In the evening we visited the Water Puppetry Show... Water Puppetry is a traditional part of North Vietnamese life which depicts scenes from rural life and the country's history (both mythical and real). It is performed using a pond/pool as a stage, with the puppeteers (hidden behind a screen) controlling their charges with rods, wires and string submerged below the surface of the water. Blurb: "Since the eleventh century, this unique cultural offering has been kept a guarded treasure of a few families along the Red River Delta. The art evolved in the delta villages around Hanoi long before it was introduced to the court there more than 800 years ago. A stele in 1121 records that a water puppet show was staged for the king's birthday party. Few other than those who lived nearby ever saw these performances. Water puppetry remained a strictly local entertainment, with shows usually performed after the spring harvest or at special celebrations like an important wedding. At these shows, villagers first paid homage to the spirits, thanked them for the harvest and then sat back to enjoy the show." The show was really very interesting and all the children in the audience loved it. The music was very traditional and provided by a small band playing a range of strange instruments. The puppets were colourful and effective, the jumping fish had all the movements of a live fish...very clever.
Off for 2for1 drinks in a lovely bar (I-Box) - playing jazz music and very plush. Then, because we couldn't help ourselves (and because it was our last night in Hanoi), we went for a rather extravagant dinner (well on our budget anyway) at Bobby Chinn's Restaurant (http://www.bobbychinn.com/en/home.htm). The place is lush red and our photos are a little odd!! The menu was very amusingly written (intentionally for a change) and we had gorgeous food and drink, great music playing and a very relaxed atmosphere compared to the chaos of Hanoi outside. It just had to be done...just to calm our nerves...I could have stayed there all night...yummm....

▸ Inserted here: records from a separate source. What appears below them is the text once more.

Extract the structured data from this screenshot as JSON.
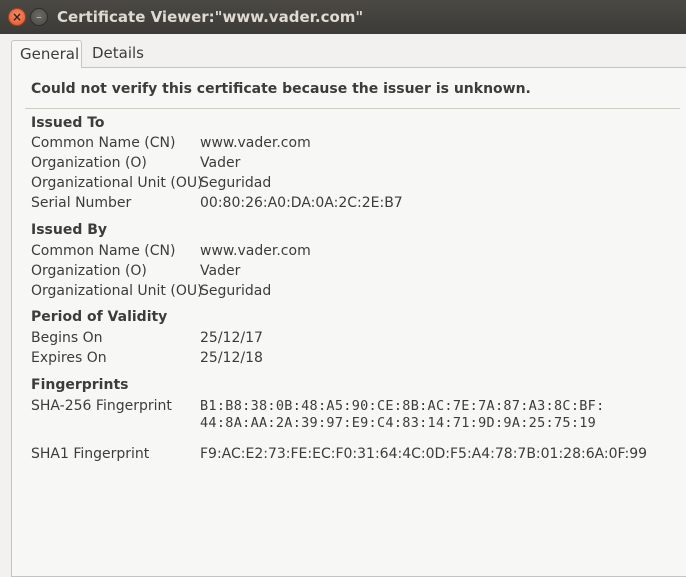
{
  "window": {
    "title": "Certificate Viewer:\"www.vader.com\"",
    "close_glyph": "×",
    "minimize_glyph": "–"
  },
  "tabs": [
    {
      "label": "General",
      "selected": true
    },
    {
      "label": "Details",
      "selected": false
    }
  ],
  "warning": "Could not verify this certificate because the issuer is unknown.",
  "issued_to": {
    "title": "Issued To",
    "rows": [
      {
        "label": "Common Name (CN)",
        "value": "www.vader.com"
      },
      {
        "label": "Organization (O)",
        "value": "Vader"
      },
      {
        "label": "Organizational Unit (OU)",
        "value": "Seguridad"
      },
      {
        "label": "Serial Number",
        "value": "00:80:26:A0:DA:0A:2C:2E:B7"
      }
    ]
  },
  "issued_by": {
    "title": "Issued By",
    "rows": [
      {
        "label": "Common Name (CN)",
        "value": "www.vader.com"
      },
      {
        "label": "Organization (O)",
        "value": "Vader"
      },
      {
        "label": "Organizational Unit (OU)",
        "value": "Seguridad"
      }
    ]
  },
  "validity": {
    "title": "Period of Validity",
    "rows": [
      {
        "label": "Begins On",
        "value": "25/12/17"
      },
      {
        "label": "Expires On",
        "value": "25/12/18"
      }
    ]
  },
  "fingerprints": {
    "title": "Fingerprints",
    "sha256": {
      "label": "SHA-256 Fingerprint",
      "line1": "B1:B8:38:0B:48:A5:90:CE:8B:AC:7E:7A:87:A3:8C:BF:",
      "line2": "44:8A:AA:2A:39:97:E9:C4:83:14:71:9D:9A:25:75:19"
    },
    "sha1": {
      "label": "SHA1 Fingerprint",
      "value": "F9:AC:E2:73:FE:EC:F0:31:64:4C:0D:F5:A4:78:7B:01:28:6A:0F:99"
    }
  }
}
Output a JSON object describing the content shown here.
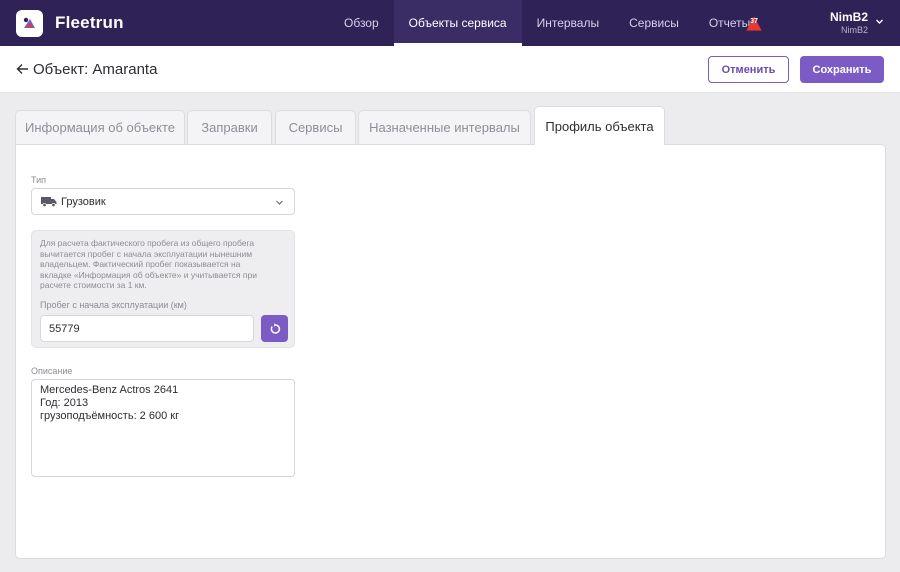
{
  "app": {
    "name": "Fleetrun"
  },
  "nav": {
    "items": [
      {
        "label": "Обзор",
        "active": false
      },
      {
        "label": "Объекты сервиса",
        "active": true
      },
      {
        "label": "Интервалы",
        "active": false
      },
      {
        "label": "Сервисы",
        "active": false
      },
      {
        "label": "Отчеты",
        "active": false
      }
    ],
    "notification_count": "37"
  },
  "user": {
    "name": "NimB2",
    "account": "NimB2"
  },
  "header": {
    "title": "Объект: Amaranta",
    "cancel_label": "Отменить",
    "save_label": "Сохранить"
  },
  "tabs": [
    {
      "label": "Информация об объекте",
      "active": false
    },
    {
      "label": "Заправки",
      "active": false
    },
    {
      "label": "Сервисы",
      "active": false
    },
    {
      "label": "Назначенные интервалы",
      "active": false
    },
    {
      "label": "Профиль объекта",
      "active": true
    }
  ],
  "form": {
    "type": {
      "label": "Тип",
      "value": "Грузовик",
      "icon": "truck-icon"
    },
    "mileage_info": {
      "lines": [
        "Для расчета фактического пробега из общего пробега",
        "вычитается пробег с начала эксплуатации нынешним",
        "владельцем. Фактический пробег показывается на",
        "вкладке «Информация об объекте» и учитывается при",
        "расчете стоимости за 1 км."
      ],
      "field_label": "Пробег с начала эксплуатации (км)",
      "value": "55779"
    },
    "description": {
      "label": "Описание",
      "lines": [
        "Mercedes-Benz Actros 2641",
        "Год: 2013",
        "грузоподъёмность: 2 600 кг"
      ]
    }
  },
  "colors": {
    "topbar": "#2e2256",
    "accent": "#7c5cc4",
    "notification": "#e53935"
  }
}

We ended the evening with cake and ice-cream that we hadn't ordered, in a cafe by the lake. You have to watch what you order here cause they usually don't understand and then they get really annoyed with you and rudely thrust whatever dish they brought you in your face and flounce off...ho hummm...the setting was nice though...